Declaration of Law by Court Will Have Retrospective Effect If Not Otherwise Stated Specifically:
Updated: Jul 7
( Supreme Court )
In a recent instance, the Supreme Court ruled that a court's pronouncement of law will take effect retroactively if it is not expressed explicitly.
The inter-se seniority for Munsiffs appointed through direct recruitment on the recommendation of the State Public Service Commission is to be determined on the basis of their inter-se merit at the time of selection rather than roster points, Justice Surya Kant and JB Pardiwala bench stated while upholding the order of the Jammu and Kashmir and Ladakh High Court.
The court further noted that the ruling in Bimlesh Tanwar v. State of Haryana, (2003) 5 SCC 604, which ruled that the ruling in P.S. Ghalaut v. State of Haryana, (1995) 5 SCC 625, was retrospective and not an example of sound legal reasoning, was not a precedent-setting decision.
According to article 16 (4) of the Indian constitution, those who are economically or socially disadvantaged are given representation. Article 16 also affects hiring decisions; nevertheless, it makes no mention of seniority-based hiring practices.
Roster points are therefore not predetermined according to seniority. Affirmative action will be extended if that happens, which is expressly against the constitution's provisions. Our opinion is that the P.S. Ghalaut judgment does not provide a good legal precedent.

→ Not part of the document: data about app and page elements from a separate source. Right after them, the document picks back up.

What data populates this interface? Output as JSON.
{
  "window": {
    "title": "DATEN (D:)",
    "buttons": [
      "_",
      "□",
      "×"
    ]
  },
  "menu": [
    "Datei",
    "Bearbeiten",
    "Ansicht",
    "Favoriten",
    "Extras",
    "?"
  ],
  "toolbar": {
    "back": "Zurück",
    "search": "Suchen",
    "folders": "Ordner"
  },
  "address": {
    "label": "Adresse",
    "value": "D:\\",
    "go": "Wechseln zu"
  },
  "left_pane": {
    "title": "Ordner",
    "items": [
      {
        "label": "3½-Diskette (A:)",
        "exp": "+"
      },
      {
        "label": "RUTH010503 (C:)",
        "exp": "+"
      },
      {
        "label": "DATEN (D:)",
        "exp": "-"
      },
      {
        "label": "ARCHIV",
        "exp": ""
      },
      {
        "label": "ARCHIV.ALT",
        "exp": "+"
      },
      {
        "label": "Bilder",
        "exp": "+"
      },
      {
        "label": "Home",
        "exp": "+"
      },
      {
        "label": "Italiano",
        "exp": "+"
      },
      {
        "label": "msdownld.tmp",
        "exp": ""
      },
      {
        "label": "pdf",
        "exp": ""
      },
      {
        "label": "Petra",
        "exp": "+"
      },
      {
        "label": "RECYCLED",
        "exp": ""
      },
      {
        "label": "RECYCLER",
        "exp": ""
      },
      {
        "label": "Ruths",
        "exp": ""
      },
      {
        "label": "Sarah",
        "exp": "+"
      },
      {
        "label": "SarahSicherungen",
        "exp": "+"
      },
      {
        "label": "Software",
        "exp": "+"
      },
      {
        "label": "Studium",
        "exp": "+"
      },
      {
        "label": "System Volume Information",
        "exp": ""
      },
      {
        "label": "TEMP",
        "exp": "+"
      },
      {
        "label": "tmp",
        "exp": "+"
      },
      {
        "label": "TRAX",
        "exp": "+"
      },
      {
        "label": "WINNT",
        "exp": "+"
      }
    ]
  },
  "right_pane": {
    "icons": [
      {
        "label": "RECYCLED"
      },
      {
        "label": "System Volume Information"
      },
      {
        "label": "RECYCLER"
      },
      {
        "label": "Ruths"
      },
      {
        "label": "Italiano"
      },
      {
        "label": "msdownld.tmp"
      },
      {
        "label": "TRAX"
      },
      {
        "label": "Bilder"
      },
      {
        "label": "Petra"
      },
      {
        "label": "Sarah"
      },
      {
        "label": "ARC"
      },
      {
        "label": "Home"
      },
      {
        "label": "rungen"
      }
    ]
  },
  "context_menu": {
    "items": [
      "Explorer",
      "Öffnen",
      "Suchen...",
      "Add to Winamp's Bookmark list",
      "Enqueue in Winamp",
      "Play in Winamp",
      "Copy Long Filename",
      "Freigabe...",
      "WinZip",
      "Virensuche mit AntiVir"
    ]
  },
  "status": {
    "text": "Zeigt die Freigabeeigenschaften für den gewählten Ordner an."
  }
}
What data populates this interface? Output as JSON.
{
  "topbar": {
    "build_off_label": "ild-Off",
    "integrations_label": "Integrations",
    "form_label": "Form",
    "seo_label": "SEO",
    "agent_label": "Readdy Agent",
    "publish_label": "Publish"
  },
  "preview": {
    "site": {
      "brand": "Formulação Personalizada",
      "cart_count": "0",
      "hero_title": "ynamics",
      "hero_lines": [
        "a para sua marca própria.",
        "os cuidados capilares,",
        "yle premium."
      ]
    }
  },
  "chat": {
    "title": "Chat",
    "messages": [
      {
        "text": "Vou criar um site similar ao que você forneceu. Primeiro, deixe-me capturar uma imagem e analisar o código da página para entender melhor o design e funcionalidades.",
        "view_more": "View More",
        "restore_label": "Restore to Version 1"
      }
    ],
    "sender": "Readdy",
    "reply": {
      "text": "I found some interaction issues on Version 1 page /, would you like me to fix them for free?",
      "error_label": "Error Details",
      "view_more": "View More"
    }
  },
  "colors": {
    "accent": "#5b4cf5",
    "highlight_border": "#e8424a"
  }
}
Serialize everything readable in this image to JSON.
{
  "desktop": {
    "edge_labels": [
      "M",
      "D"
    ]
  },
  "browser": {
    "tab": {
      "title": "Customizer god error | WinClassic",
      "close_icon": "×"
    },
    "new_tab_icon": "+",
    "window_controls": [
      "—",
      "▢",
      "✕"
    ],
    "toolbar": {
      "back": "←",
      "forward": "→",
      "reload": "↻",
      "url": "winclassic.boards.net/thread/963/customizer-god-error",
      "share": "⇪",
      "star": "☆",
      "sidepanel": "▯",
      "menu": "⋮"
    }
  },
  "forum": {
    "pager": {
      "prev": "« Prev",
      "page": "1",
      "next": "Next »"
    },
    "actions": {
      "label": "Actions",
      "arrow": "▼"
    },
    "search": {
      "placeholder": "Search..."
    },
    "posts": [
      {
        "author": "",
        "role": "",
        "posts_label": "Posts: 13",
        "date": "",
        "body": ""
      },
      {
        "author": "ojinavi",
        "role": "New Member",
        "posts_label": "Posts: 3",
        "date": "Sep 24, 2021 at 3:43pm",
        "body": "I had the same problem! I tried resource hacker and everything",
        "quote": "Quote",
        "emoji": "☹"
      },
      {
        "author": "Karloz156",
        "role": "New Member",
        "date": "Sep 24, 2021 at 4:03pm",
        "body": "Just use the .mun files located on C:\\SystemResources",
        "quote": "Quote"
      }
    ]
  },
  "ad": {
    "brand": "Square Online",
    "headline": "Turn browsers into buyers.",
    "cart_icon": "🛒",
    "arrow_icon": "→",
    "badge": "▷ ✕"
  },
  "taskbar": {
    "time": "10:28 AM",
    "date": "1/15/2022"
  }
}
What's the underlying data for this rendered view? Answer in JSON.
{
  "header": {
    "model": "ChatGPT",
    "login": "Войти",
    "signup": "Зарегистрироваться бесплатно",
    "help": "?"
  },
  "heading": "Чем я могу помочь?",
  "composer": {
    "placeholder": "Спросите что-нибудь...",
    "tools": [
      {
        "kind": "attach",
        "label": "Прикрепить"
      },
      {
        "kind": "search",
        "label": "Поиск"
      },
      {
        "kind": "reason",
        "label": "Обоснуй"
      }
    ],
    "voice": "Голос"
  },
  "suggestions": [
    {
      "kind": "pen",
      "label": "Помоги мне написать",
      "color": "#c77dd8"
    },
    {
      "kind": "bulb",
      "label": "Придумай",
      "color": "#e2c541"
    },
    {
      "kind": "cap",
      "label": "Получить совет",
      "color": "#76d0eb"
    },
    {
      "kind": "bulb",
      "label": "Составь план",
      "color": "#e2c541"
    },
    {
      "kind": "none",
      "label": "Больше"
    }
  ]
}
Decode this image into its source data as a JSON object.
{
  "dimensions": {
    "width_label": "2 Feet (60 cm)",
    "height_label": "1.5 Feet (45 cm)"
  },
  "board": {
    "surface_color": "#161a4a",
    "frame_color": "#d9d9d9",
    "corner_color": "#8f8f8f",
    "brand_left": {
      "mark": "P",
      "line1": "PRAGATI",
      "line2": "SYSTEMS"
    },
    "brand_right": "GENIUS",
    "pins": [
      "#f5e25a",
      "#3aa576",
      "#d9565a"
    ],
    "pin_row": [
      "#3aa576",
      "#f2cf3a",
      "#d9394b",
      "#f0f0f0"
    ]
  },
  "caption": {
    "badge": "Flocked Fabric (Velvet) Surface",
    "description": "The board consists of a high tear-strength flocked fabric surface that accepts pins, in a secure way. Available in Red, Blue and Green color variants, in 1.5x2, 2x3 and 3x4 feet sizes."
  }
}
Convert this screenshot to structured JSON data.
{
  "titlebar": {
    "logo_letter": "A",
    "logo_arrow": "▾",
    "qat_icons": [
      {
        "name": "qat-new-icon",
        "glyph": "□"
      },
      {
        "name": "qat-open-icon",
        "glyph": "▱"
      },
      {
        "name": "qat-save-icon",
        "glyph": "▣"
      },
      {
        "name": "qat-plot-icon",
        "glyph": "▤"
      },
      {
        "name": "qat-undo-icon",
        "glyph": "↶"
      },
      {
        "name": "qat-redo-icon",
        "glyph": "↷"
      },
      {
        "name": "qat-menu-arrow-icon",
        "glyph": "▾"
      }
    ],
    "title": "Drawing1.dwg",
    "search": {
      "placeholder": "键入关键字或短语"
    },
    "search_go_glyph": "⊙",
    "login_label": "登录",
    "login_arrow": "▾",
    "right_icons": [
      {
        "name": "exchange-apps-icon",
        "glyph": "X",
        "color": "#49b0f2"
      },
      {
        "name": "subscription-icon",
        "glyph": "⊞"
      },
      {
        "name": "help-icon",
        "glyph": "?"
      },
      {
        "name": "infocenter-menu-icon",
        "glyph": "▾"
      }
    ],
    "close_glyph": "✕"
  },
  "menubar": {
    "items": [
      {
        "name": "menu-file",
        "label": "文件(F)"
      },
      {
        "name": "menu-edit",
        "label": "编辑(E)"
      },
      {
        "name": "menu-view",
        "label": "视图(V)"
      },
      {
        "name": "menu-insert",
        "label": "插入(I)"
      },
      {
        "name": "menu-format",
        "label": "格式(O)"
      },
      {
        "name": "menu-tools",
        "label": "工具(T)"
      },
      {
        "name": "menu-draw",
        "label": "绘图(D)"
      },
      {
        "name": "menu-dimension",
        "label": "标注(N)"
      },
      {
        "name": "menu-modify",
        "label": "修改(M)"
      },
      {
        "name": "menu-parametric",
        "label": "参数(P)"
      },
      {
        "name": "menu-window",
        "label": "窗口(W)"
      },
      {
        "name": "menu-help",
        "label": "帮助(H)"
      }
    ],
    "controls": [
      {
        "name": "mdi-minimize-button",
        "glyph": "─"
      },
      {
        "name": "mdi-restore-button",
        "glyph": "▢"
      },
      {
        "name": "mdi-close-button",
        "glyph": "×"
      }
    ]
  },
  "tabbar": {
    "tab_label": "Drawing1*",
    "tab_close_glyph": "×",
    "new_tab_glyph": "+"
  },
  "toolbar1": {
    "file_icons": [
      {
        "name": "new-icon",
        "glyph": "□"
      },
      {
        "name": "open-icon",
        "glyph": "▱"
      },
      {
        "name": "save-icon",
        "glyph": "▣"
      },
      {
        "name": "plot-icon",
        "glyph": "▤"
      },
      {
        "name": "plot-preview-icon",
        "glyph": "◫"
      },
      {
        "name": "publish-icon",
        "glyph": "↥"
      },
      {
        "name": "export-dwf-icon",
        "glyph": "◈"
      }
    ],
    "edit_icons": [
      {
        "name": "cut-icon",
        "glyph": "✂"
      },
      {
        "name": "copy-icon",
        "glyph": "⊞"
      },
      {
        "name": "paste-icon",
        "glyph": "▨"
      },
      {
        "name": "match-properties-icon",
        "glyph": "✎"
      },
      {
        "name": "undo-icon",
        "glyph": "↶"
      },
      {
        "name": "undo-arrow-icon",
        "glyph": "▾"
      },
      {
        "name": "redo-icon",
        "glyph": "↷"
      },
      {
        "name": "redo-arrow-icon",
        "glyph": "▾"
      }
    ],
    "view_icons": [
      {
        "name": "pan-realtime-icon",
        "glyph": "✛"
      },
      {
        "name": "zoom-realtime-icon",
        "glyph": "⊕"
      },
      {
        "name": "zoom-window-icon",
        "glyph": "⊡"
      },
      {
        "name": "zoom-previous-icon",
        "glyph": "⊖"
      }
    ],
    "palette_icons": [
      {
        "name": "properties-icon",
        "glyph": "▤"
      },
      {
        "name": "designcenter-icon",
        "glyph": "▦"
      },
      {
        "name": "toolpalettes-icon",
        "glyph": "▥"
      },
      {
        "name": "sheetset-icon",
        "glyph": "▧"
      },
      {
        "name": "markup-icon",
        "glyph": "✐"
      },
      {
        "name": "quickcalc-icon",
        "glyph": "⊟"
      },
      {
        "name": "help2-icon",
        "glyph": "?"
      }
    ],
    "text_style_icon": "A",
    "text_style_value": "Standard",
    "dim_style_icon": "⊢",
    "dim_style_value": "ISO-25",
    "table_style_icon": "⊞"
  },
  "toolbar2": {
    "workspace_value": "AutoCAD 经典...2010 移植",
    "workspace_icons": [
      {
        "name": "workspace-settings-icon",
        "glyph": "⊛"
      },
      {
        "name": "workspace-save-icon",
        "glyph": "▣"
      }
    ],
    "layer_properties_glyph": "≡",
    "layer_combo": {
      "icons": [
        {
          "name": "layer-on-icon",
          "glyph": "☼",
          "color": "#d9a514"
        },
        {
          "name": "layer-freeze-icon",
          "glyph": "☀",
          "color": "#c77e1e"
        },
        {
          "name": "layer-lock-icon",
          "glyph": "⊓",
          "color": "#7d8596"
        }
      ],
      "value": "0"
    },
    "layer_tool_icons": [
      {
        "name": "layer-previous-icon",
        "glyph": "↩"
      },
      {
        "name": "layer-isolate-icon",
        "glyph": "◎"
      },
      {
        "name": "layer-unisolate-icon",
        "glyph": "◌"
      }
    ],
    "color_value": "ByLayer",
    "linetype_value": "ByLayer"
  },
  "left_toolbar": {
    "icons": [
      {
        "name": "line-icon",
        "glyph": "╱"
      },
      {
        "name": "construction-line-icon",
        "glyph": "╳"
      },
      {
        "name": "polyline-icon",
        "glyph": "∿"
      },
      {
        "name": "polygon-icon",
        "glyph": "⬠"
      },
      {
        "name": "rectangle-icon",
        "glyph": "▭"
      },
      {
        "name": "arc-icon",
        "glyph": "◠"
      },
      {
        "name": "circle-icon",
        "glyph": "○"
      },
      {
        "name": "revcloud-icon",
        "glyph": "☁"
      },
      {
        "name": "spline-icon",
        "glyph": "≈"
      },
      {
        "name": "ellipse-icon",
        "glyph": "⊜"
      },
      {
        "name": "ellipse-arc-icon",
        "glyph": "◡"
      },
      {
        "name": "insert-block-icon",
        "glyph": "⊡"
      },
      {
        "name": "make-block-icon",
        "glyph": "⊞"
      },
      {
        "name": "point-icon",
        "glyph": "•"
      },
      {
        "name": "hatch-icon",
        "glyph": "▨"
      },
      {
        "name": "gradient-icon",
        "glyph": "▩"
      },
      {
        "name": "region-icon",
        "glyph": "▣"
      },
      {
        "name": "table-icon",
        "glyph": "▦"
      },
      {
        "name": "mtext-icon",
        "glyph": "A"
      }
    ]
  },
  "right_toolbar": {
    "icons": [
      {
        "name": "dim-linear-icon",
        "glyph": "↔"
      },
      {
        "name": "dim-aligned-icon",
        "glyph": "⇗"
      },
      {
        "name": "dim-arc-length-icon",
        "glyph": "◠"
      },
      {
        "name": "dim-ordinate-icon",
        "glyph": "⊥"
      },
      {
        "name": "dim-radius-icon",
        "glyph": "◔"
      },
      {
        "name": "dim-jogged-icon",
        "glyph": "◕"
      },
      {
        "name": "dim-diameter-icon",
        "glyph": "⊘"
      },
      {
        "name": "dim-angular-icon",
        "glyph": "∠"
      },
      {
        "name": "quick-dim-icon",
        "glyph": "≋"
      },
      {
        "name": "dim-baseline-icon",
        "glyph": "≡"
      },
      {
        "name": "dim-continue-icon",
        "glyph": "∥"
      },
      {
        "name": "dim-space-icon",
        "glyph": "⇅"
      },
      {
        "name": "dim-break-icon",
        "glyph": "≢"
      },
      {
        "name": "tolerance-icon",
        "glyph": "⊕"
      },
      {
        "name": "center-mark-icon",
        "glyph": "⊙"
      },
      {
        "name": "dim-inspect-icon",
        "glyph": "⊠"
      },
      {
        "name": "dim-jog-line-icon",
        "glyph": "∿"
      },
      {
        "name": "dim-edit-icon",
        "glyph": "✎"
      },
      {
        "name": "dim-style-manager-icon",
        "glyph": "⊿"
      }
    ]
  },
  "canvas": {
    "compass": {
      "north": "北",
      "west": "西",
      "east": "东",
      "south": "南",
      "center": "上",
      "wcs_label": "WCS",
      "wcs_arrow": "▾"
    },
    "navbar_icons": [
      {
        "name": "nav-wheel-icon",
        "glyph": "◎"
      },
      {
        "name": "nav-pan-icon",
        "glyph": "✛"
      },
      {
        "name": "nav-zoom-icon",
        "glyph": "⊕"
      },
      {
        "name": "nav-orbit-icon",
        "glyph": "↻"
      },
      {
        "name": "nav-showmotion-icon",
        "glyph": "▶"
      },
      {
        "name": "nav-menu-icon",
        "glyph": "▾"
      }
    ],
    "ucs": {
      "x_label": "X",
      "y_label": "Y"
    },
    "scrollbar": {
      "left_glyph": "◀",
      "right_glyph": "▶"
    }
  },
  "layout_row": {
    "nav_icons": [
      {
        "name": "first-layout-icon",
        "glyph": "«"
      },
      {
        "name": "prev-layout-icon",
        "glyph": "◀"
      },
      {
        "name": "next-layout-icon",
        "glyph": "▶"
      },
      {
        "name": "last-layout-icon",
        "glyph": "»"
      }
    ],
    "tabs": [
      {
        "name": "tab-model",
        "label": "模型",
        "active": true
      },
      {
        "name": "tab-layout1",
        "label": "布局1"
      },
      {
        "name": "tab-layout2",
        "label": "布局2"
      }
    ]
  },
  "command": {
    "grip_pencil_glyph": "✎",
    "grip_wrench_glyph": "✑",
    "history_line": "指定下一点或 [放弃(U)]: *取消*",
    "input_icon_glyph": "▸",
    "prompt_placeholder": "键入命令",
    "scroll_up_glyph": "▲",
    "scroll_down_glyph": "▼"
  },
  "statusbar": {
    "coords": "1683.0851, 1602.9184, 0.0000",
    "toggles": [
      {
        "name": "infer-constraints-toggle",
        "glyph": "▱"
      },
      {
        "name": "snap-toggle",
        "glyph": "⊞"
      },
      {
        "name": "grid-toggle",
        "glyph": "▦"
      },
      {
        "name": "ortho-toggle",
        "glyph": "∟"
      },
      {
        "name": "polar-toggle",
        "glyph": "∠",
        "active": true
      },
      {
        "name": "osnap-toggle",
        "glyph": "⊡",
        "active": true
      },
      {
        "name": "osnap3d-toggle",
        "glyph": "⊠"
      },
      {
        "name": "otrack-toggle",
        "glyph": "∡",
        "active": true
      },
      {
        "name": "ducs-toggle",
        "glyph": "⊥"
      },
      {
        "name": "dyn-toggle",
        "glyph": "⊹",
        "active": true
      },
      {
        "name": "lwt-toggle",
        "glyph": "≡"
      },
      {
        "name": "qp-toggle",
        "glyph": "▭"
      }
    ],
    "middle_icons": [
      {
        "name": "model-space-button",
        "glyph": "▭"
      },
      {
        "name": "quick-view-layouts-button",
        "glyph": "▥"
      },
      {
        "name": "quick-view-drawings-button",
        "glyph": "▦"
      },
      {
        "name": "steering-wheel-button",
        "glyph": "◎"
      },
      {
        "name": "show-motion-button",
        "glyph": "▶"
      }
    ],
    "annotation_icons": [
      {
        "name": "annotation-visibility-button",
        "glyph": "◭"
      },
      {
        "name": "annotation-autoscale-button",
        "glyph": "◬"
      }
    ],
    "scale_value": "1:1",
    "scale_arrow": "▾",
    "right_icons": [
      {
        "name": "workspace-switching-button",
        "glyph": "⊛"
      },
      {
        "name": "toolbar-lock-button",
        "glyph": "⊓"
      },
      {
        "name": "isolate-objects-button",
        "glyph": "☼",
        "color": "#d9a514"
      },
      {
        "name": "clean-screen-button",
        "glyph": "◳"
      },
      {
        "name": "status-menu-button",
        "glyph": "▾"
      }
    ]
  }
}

The court referenced the decision of P.V. George v. the State of Kerala, (2007) 3 SCC 557, in which it was stated that the law would apply retroactively unless it was specifically overturned by the court.